“Although I was focusing more on producing at that time, I was, and am, still a musician at heart. I never gave up my love of playing the drums,” Dre said. “Naturally, I jumped at the chance to record with Smokie Norful and Brent Jones and be able to tour with Dorinda Clark.”
Around this time, Dre also cultivated other working relationships that enabled him to continue to grow and mature as a producer. He spent time working with Ernest “Bishop” Dixon, songwriter for R&B artists Joe, Ginuwine and Profyle, as well as Falonte Moore, hit producer for Destiny’s Child and Will Smith.
“I have learned so much from everyone that I’ve worked with over the years, and it is all of those collective experiences that make me the producer and musician that I am today,” Dre said. “I know that God was preparing me for what I was created to do.”
Dre also became a staple of the Kansas City music scene, as a producer of local artists and drummer fronting the highly successful jazz/R&B/funk bands Vibe and Tru Soul. As a result, Dre was regularly featured in some of Kansas City’s most renowned venues, including The Blue Room and The Gem Theater in the historic 18th and Vine Jazz District.
One of Dre’s most rewarding projects in Kansas City was the development of the Urban Music Study-O, a music education program that utilizes a recording studio format and current chart-topping songs to teach basic music concepts to middle and high school-aged students while giving them an inside look at the recording industry.
“For as long as I can remember it has been my desire to work with kids,” Dre said. “I grew up in the inner city, and I am a living testament to the power and positive impact of music.”

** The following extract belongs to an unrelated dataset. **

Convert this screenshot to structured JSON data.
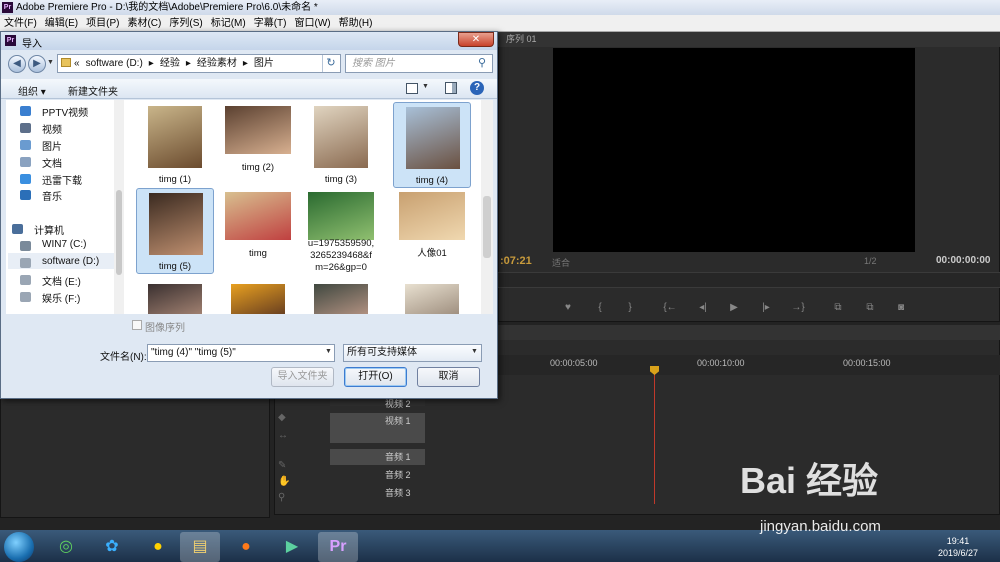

Most recently Dre relocated to Nashville, Tennessee, with aspirations of continuing to push his career to the next level. Within one month of his arrival in Music City he became an in-house producer at The Sound Kitchen, one of Nashville’s largest and most prestigious recording studios. Dre was also asked to become the new drummer for the Tyrone Smith Revue, one of the southeast’s most popular and successful show bands. And, every Sunday, Dre can be found at Born Again Church (home to gospel legend CeCe Winans and the Dove Award-winning and Grammy nominated choir, the BAC Senior Minstrels) as a full-time staff musician.
“It’s amazing to see how God has been opening doors for me and giving me opportunities that I never could have hoped for,” said Dre. “I know that there is so much more in store for me, and I can’t wait to see where He leads me!”
2002: “Midnite” – Beautiful (Brent Jones and the T.P. Mobb/EMI)
2003: “Worthy” – Free (Virtue/Verity)
2003: Dorinda Clark-Cole Live DVD (Dorinda Clark-Cole/GospoCentric)
2004: “Continuous Grace” – Nothing Without You (Smokie Norful/EMI)
2008: The Experience (L.B./Independent)